I have built recovery friendships and meet regularly with a ground of men in recovery. I am actually developing healthy, intimate same sex friendships! I have a close friend who serves as my spiritual advisor and mentor who is well versed in recovery. I have surrendered my right to have sex anytime I want, with anyone I want, and have made peace with abstinence unless I am in a committed relationship.
Almost five years of sobriety has restored much of my sanity and empowered me to begin to love myself. I am now fully present for my family and friends. My spiritual life is exactly where it needs to be, utterly human yet touched by the grace of my Higher Power. Now when I feel those familiar triggers creeping in, I call a trusted recovery partner or my sponsor. My biggest struggle is with loneliness and much to my surprise, feeling lonely does not kill me. Each day I do not act out is a step back to restoring my reputation as an honorable man.

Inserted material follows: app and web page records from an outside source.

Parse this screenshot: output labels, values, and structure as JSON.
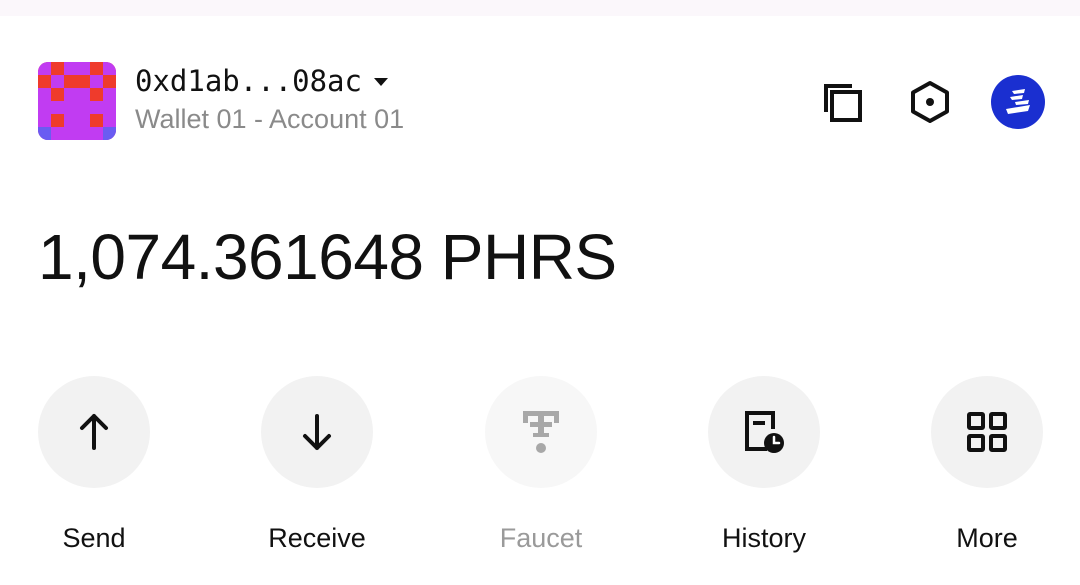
{
  "account": {
    "address": "0xd1ab...08ac",
    "name": "Wallet 01 - Account 01"
  },
  "icons": {
    "avatar": "identicon-avatar",
    "copy": "copy-icon",
    "settings": "hexagon-settings-icon",
    "network": "network-logo-icon",
    "dropdown": "chevron-down-icon"
  },
  "balance": {
    "text": "1,074.361648 PHRS"
  },
  "actions": [
    {
      "label": "Send",
      "icon": "arrow-up-icon",
      "enabled": true
    },
    {
      "label": "Receive",
      "icon": "arrow-down-icon",
      "enabled": true
    },
    {
      "label": "Faucet",
      "icon": "faucet-icon",
      "enabled": false
    },
    {
      "label": "History",
      "icon": "history-icon",
      "enabled": true
    },
    {
      "label": "More",
      "icon": "grid-icon",
      "enabled": true
    }
  ],
  "colors": {
    "network_logo": "#1a2fd0",
    "avatar_red": "#ef3b2c",
    "avatar_magenta": "#c13cf2",
    "avatar_blue": "#6a5cf2"
  }
}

I now pray for an opportunity to live out this hope by carrying this message to others trapped in their own struggle with sex and love addiction, especially those who are in vocational religious ministry. In that regard, I am now a certified Recovery Coach who focuses on helping recovering clergy stop living out a pattern of sex, love and pornography addiction. My recovery has not been perfect, but it has been the recovery I needed, including my prison sentence. I am thankful for the pain it brought and the hope I discovered behind those bars through the twelve steps of SLAA.
Shane M. Conway, Arkansas